======== Available data ========

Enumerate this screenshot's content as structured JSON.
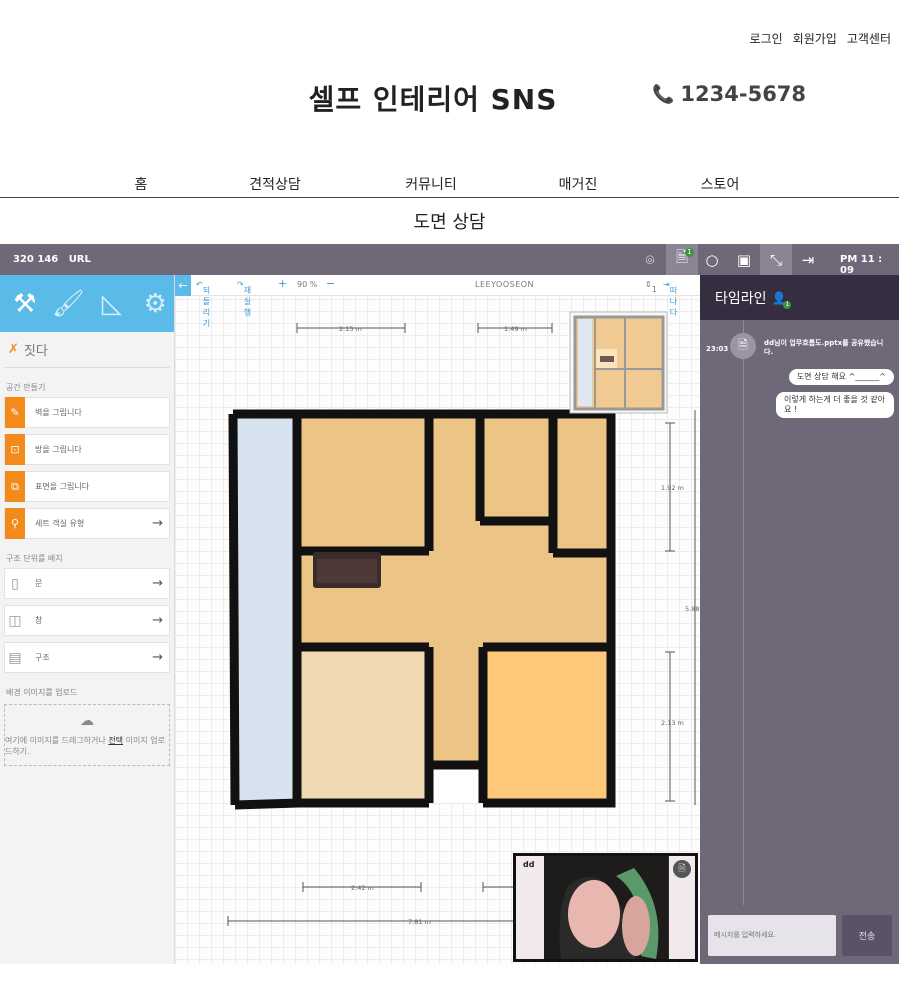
{
  "top_links": [
    "로그인",
    "회원가입",
    "고객센터"
  ],
  "site_title": "셀프 인테리어 SNS",
  "phone": "1234-5678",
  "nav": [
    "홈",
    "견적상담",
    "커뮤니티",
    "매거진",
    "스토어"
  ],
  "page_title": "도면 상담",
  "app": {
    "session_id": "320 146",
    "url_label": "URL",
    "clock": "PM 11 : 09",
    "file_badge": "1",
    "icons": [
      "camera-icon",
      "document-icon",
      "circle-icon",
      "image-icon",
      "collapse-icon",
      "exit-icon"
    ]
  },
  "sidebar": {
    "tools": [
      "hammer-wrench-icon",
      "paintbrush-icon",
      "ruler-triangle-icon",
      "gear-icon"
    ],
    "section_title": "짓다",
    "group1": "공간 만들기",
    "items1": [
      {
        "label": "벽을 그립니다",
        "icon": "wall-pencil-icon",
        "arrow": false
      },
      {
        "label": "방을 그립니다",
        "icon": "room-icon",
        "arrow": false
      },
      {
        "label": "표면을 그립니다",
        "icon": "surface-icon",
        "arrow": false
      },
      {
        "label": "세트 객실 유형",
        "icon": "location-pin-icon",
        "arrow": true
      }
    ],
    "group2": "구조 단위를 배치",
    "items2": [
      {
        "label": "문",
        "icon": "door-icon"
      },
      {
        "label": "창",
        "icon": "window-icon"
      },
      {
        "label": "구조",
        "icon": "stairs-icon"
      }
    ],
    "group3": "배경 이미지를 업로드",
    "upload": {
      "pre": "여기에 이미지를 드래그하거나 ",
      "link": "전택",
      "post": " 이미지 업로드하기."
    }
  },
  "canvas_toolbar": {
    "undo": "되돌리기",
    "redo": "재실행",
    "zoom": "90 %",
    "project": "LEEYOOSEON",
    "page_count": "1",
    "exit": "떠나다"
  },
  "floorplan": {
    "dimensions": [
      "2.15 m",
      "1.49 m",
      "1.92 m",
      "5.88",
      "2.13 m",
      "2.42 m",
      "7.81 m"
    ],
    "colors": {
      "wall": "#111111",
      "room_a": "#ecc486",
      "room_b": "#f0d8b0",
      "room_c": "#fdc87a",
      "blue": "#d6e3ef"
    }
  },
  "timeline": {
    "title": "타임라인",
    "badge": "1",
    "file_msg": {
      "time": "23:03",
      "text": "dd님이 업무흐름도.pptx를 공유했습니다."
    },
    "messages": [
      "도면 상담 해요 ^______^",
      "이렇게 하는게 더 좋을 것 같아요 !"
    ],
    "input_placeholder": "메시지를 입력하세요.",
    "send_label": "전송"
  },
  "video": {
    "user": "dd"
  }
}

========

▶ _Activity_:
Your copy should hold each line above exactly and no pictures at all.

▶ _Result of this exercise_:
Enumerate this screenshot's content as structured JSON.
{
  "top_links": [
    "로그인",
    "회원가입",
    "고객센터"
  ],
  "site_title": "셀프 인테리어 SNS",
  "phone": "1234-5678",
  "nav": [
    "홈",
    "견적상담",
    "커뮤니티",
    "매거진",
    "스토어"
  ],
  "page_title": "도면 상담",
  "app": {
    "session_id": "320 146",
    "url_label": "URL",
    "clock": "PM 11 : 09",
    "file_badge": "1",
    "icons": [
      "camera-icon",
      "document-icon",
      "circle-icon",
      "image-icon",
      "collapse-icon",
      "exit-icon"
    ]
  },
  "sidebar": {
    "tools": [
      "hammer-wrench-icon",
      "paintbrush-icon",
      "ruler-triangle-icon",
      "gear-icon"
    ],
    "section_title": "짓다",
    "group1": "공간 만들기",
    "items1": [
      {
        "label": "벽을 그립니다",
        "icon": "wall-pencil-icon",
        "arrow": false
      },
      {
        "label": "방을 그립니다",
        "icon": "room-icon",
        "arrow": false
      },
      {
        "label": "표면을 그립니다",
        "icon": "surface-icon",
        "arrow": false
      },
      {
        "label": "세트 객실 유형",
        "icon": "location-pin-icon",
        "arrow": true
      }
    ],
    "group2": "구조 단위를 배치",
    "items2": [
      {
        "label": "문",
        "icon": "door-icon"
      },
      {
        "label": "창",
        "icon": "window-icon"
      },
      {
        "label": "구조",
        "icon": "stairs-icon"
      }
    ],
    "group3": "배경 이미지를 업로드",
    "upload": {
      "pre": "여기에 이미지를 드래그하거나 ",
      "link": "전택",
      "post": " 이미지 업로드하기."
    }
  },
  "canvas_toolbar": {
    "undo": "되돌리기",
    "redo": "재실행",
    "zoom": "90 %",
    "project": "LEEYOOSEON",
    "page_count": "1",
    "exit": "떠나다"
  },
  "floorplan": {
    "dimensions": [
      "2.15 m",
      "1.49 m",
      "1.92 m",
      "5.88",
      "2.13 m",
      "2.42 m",
      "7.81 m"
    ],
    "colors": {
      "wall": "#111111",
      "room_a": "#ecc486",
      "room_b": "#f0d8b0",
      "room_c": "#fdc87a",
      "blue": "#d6e3ef"
    }
  },
  "timeline": {
    "title": "타임라인",
    "badge": "1",
    "file_msg": {
      "time": "23:03",
      "text": "dd님이 업무흐름도.pptx를 공유했습니다."
    },
    "messages": [
      "도면 상담 해요 ^______^",
      "이렇게 하는게 더 좋을 것 같아요 !"
    ],
    "input_placeholder": "메시지를 입력하세요.",
    "send_label": "전송"
  },
  "video": {
    "user": "dd"
  }
}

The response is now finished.